Filter the data below for the string "Regionaal" and copy each matching line.

━━━━━━━━━━━━━━━━━━━━━━━━━━━━━━

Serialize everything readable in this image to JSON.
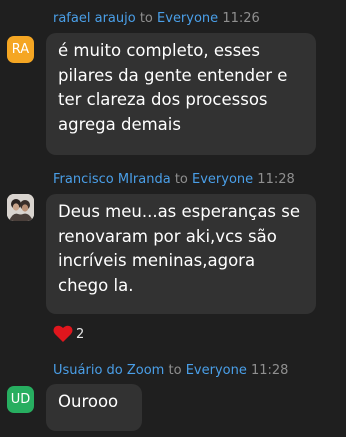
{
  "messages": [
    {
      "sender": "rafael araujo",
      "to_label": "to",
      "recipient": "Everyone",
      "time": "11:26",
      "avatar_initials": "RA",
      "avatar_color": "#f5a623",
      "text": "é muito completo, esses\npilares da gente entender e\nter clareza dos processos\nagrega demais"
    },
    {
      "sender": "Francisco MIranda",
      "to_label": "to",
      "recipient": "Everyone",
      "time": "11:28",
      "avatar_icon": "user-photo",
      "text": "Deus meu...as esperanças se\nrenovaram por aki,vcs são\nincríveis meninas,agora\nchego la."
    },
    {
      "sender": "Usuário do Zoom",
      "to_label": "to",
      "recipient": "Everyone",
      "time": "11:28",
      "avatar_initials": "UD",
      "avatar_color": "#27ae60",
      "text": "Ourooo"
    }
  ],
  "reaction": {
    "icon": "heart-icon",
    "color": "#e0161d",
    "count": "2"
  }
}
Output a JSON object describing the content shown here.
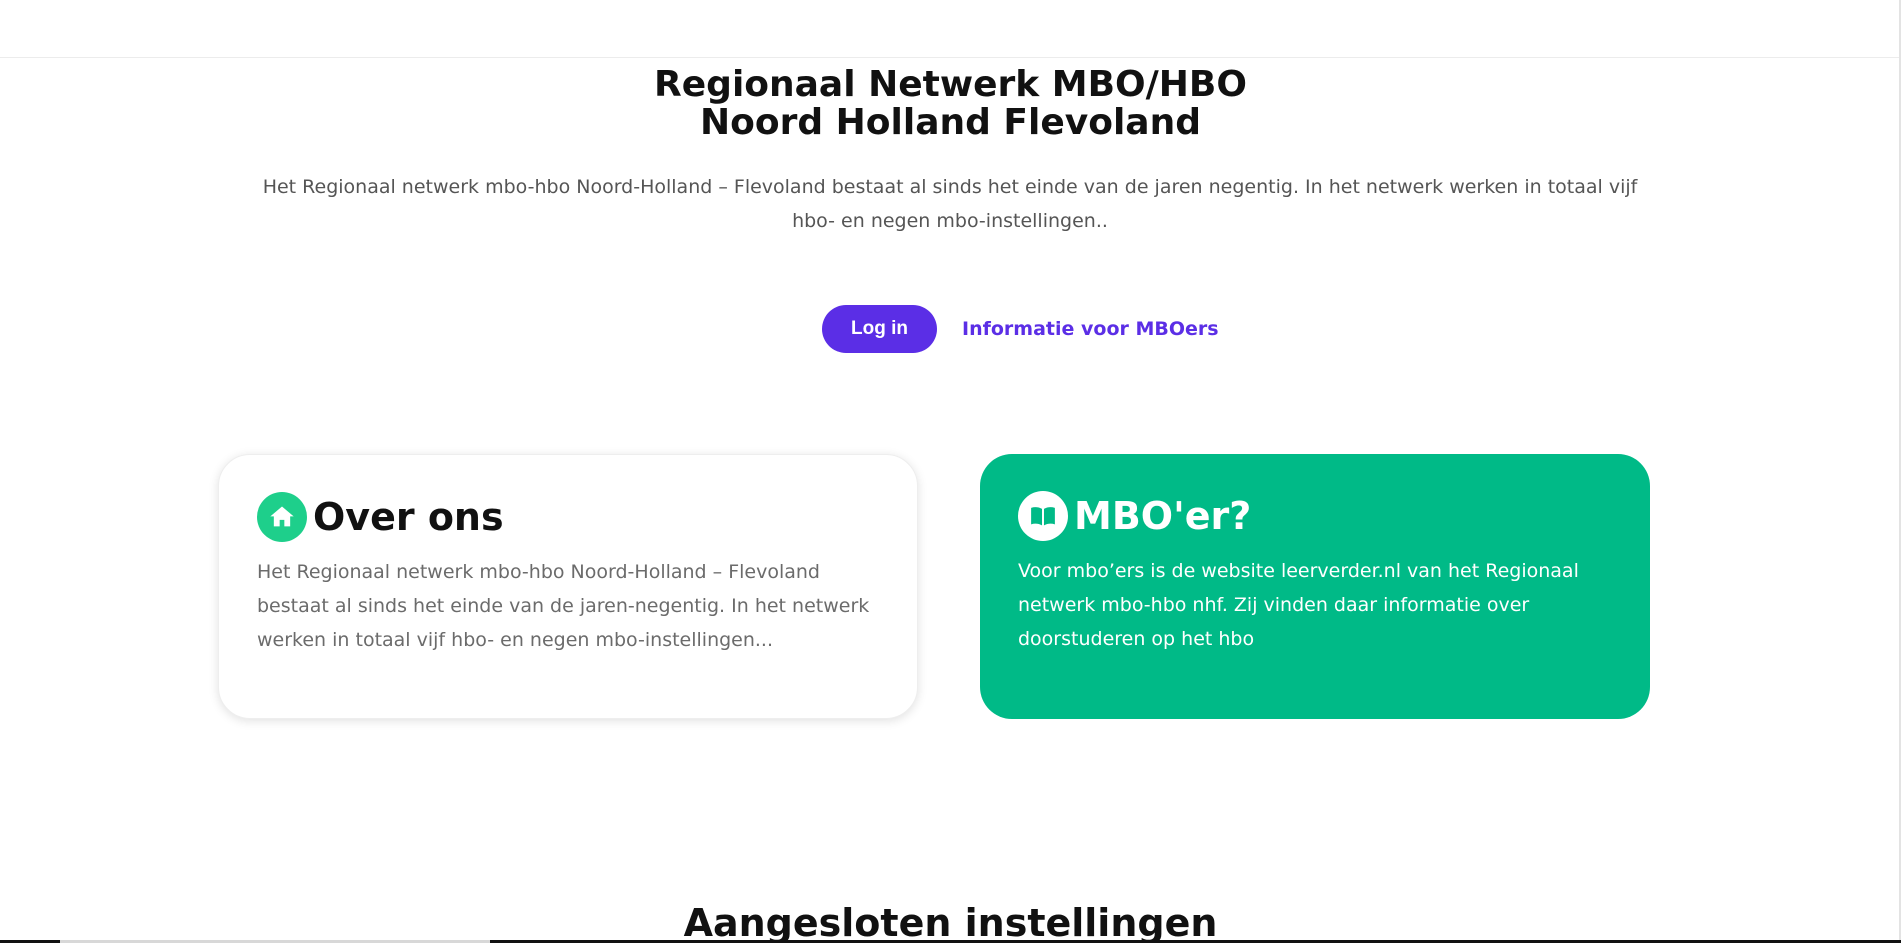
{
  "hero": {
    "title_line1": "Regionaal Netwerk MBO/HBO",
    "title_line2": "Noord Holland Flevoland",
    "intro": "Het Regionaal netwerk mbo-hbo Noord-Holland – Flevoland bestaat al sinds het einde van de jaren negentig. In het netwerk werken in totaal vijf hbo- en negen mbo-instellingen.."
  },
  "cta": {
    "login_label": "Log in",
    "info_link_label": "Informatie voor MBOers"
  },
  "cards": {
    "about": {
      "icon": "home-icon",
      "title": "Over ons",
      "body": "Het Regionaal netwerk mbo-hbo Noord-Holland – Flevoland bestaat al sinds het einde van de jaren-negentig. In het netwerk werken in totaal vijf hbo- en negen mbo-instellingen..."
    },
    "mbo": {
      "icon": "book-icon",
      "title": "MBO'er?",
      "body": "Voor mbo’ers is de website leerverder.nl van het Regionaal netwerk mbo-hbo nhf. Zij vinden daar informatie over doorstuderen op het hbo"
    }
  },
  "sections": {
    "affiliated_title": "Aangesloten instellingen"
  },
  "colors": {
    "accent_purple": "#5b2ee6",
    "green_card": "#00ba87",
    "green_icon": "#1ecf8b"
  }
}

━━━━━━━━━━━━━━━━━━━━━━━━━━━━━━

▸ Solution:
    "title_line1": "Regionaal Netwerk MBO/HBO",
    "intro": "Het Regionaal netwerk mbo-hbo Noord-Holland – Flevoland bestaat al sinds het einde van de jaren negentig. In het netwerk werken in totaal vijf hbo- en negen mbo-instellingen.."
      "body": "Het Regionaal netwerk mbo-hbo Noord-Holland – Flevoland bestaat al sinds het einde van de jaren-negentig. In het netwerk werken in totaal vijf hbo- en negen mbo-instellingen..."
      "body": "Voor mbo’ers is de website leerverder.nl van het Regionaal netwerk mbo-hbo nhf. Zij vinden daar informatie over doorstuderen op het hbo"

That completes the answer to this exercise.